The Journals of Lewis & Clark: Clark, January 19, 1806
Clark, January 19, 1806
Tuesday 19th of January 1806
This morning Sent out two parties of hunters, one party towards Point adams and the other party up Ne tel River by water. we were visited to day by two Clatsop men and a woman who brought for Sale Some Sea otter Skins of which we purchased one gave in exchange the remainder of our blue heeds Consisting of 6 fathoms, and the Same quantity of Small white beids and a knife. we also purchased a Small quantity of train oil for a par of Brass arm bands, and a hat for Som fishinghooks. these hats are of their own manufactory and are Composed of Cedar bark and bear grass interwoven with the fingers and ornimented with various Colours and figures, they are nearly water proof, light, and I am Convinced are much more dureable than either Chip or Straw,- These hats form a article of traffic with Clatsops an Chinnooks who dispose of them to the whites, the form of the Hats is that which was in voge in the U States and Great Britain in 1800 & 1801 with a high Crown rather larger at the top than where it joins the brim, the brim narrow about 2 or 21/2 inches.
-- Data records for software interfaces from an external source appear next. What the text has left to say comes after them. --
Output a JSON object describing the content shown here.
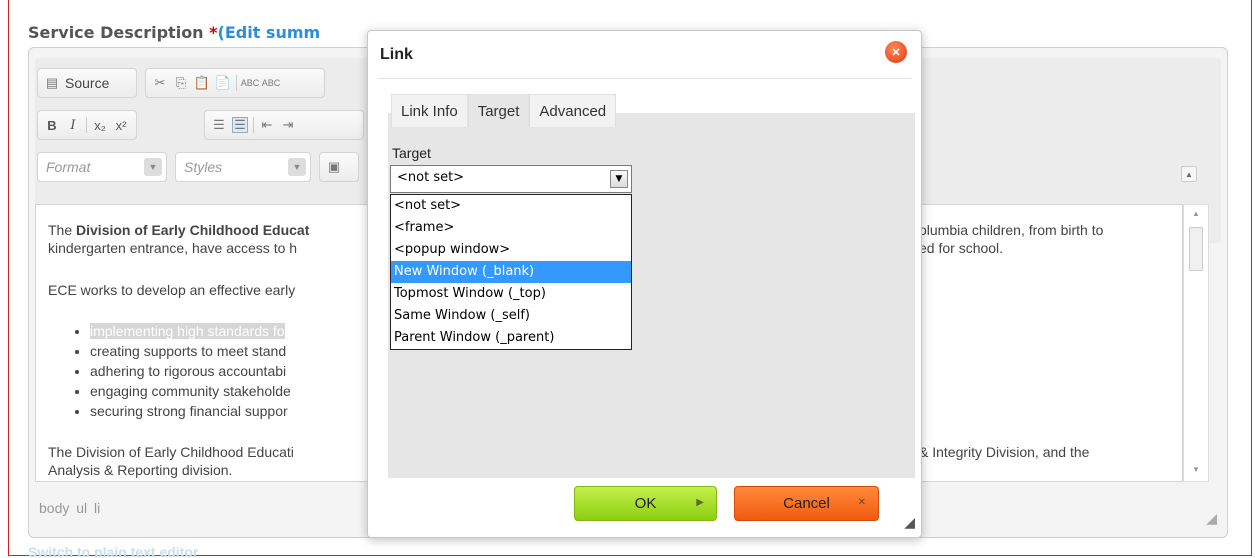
{
  "field": {
    "label": "Service Description ",
    "required_mark": "*",
    "edit_link": "(Edit summ"
  },
  "toolbar": {
    "source_label": "Source",
    "format_placeholder": "Format",
    "styles_placeholder": "Styles"
  },
  "content": {
    "p1_intro": "The ",
    "p1_bold": "Division of Early Childhood Educat",
    "p1_line2": "kindergarten entrance, have access to h",
    "p1_right_line1": "olumbia children, from birth to",
    "p1_right_line2": "ed for school.",
    "p2": "ECE works to develop an effective early",
    "bullets": [
      "implementing high standards fo",
      "creating supports to meet stand",
      "adhering to rigorous accountabi",
      "engaging community stakeholde",
      "securing strong financial suppor"
    ],
    "p3_line1": "The Division of Early Childhood Educati",
    "p3_line2": "Analysis & Reporting division.",
    "p3_right": "& Integrity Division, and the"
  },
  "pathbar": {
    "items": [
      "body",
      "ul",
      "li"
    ]
  },
  "below_editor_link": "Switch to plain text editor",
  "dialog": {
    "title": "Link",
    "tabs": [
      "Link Info",
      "Target",
      "Advanced"
    ],
    "active_tab": "Target",
    "target_label": "Target",
    "target_value": "<not set>",
    "options": [
      "<not set>",
      "<frame>",
      "<popup window>",
      "New Window (_blank)",
      "Topmost Window (_top)",
      "Same Window (_self)",
      "Parent Window (_parent)"
    ],
    "highlighted_option": "New Window (_blank)",
    "ok_label": "OK",
    "cancel_label": "Cancel"
  },
  "colors": {
    "ok_button": "#9bd61c",
    "cancel_button": "#f3641a",
    "selection": "#3399ff",
    "close_button": "#e8431c",
    "frame_border": "#d32020"
  }
}
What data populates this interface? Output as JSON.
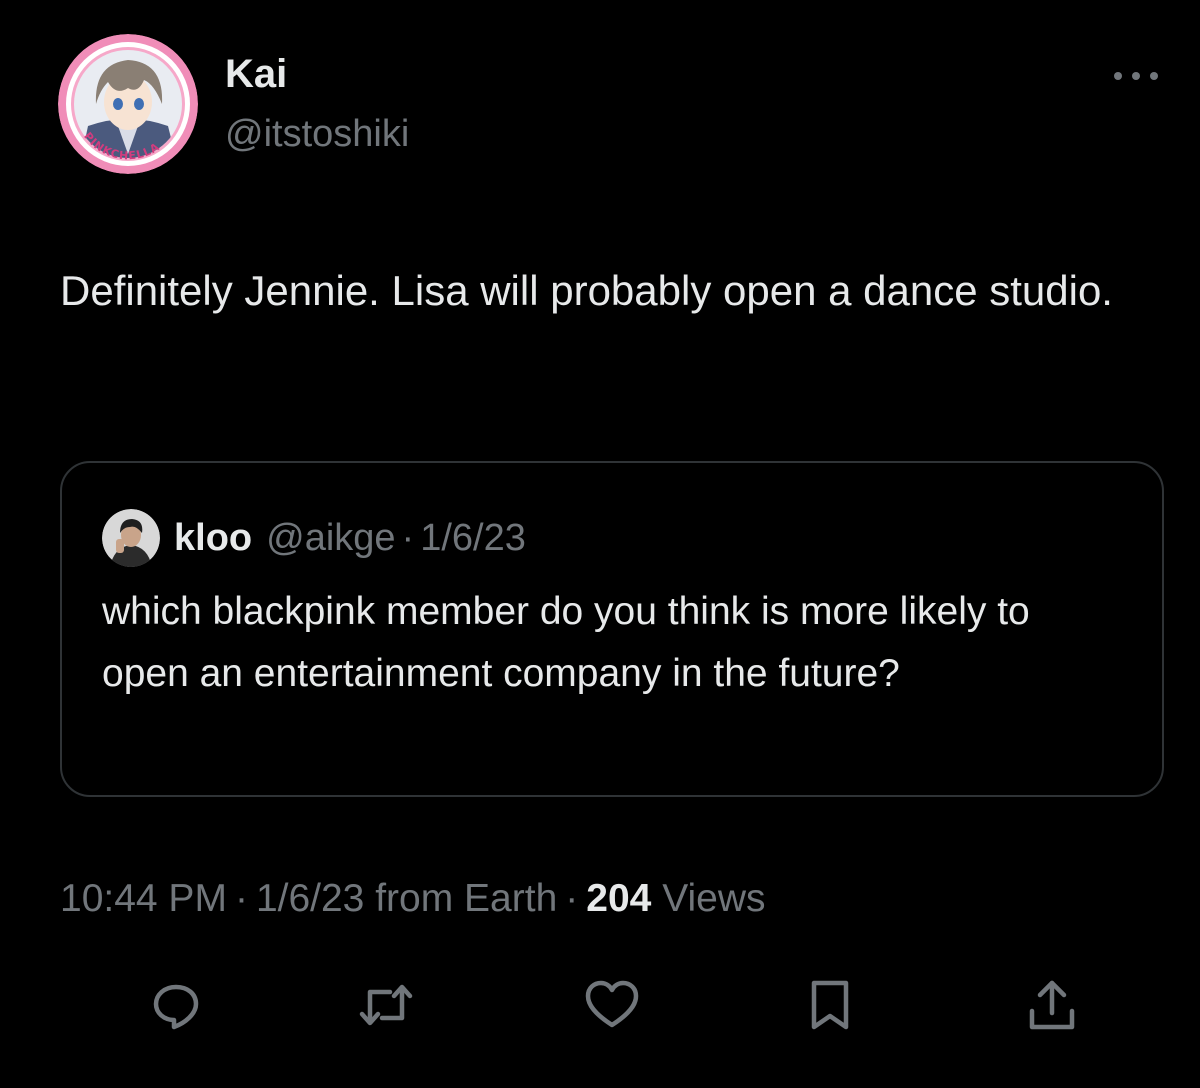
{
  "author": {
    "display_name": "Kai",
    "handle": "@itstoshiki",
    "avatar_badge_text": "PINKCHELLA"
  },
  "tweet": {
    "text": "Definitely Jennie. Lisa will probably open a dance studio."
  },
  "quote": {
    "display_name": "kloo",
    "handle": "@aikge",
    "separator": "·",
    "date": "1/6/23",
    "text": "which blackpink member do you think is more likely to open an entertainment company in the future?"
  },
  "meta": {
    "time": "10:44 PM",
    "separator": "·",
    "date_source": "1/6/23 from Earth",
    "views_count": "204",
    "views_label": "Views"
  },
  "actions": {
    "icons": [
      "reply-icon",
      "retweet-icon",
      "like-icon",
      "bookmark-icon",
      "share-icon"
    ]
  },
  "colors": {
    "background": "#000000",
    "text_primary": "#e7e9ea",
    "text_secondary": "#71767b",
    "border": "#2f3336",
    "avatar_ring": "#f08db8"
  }
}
Several families of those people usially reside together in the Same room; they appear to be the father mother with their Sons and their Sons wives and children; their provisions appears to be in common and the greatest harmoney appears to exist among them. the old man is not always respected as the head of the family that duty generally devolves on one of the young men. They have Sildom more than one wife, yet plurality of wives are not denyed them by their Customs. those families when associated form bands of nations each acknowledgeing the authority of its own Chieftains, who does not appear to be herititary, or has power to extend further than a mear repremand for any improper deportment of the indevidual; the Creation of a Chief depends upon the upright Conduct of the individual his abiltity and disposition to render Service to the Comunity, and his authority and the defference paid him is in extent equilibrio with the popolarity or volintary esteem he has acquired among the individuals of his band, or nation. Their Laws like all uncivilized Indians Consist of a Set of customs which has grown out of their local Situations. not being able to Speak their language we have not been able to inform ourselves of the existance of any peculiar Customs among them.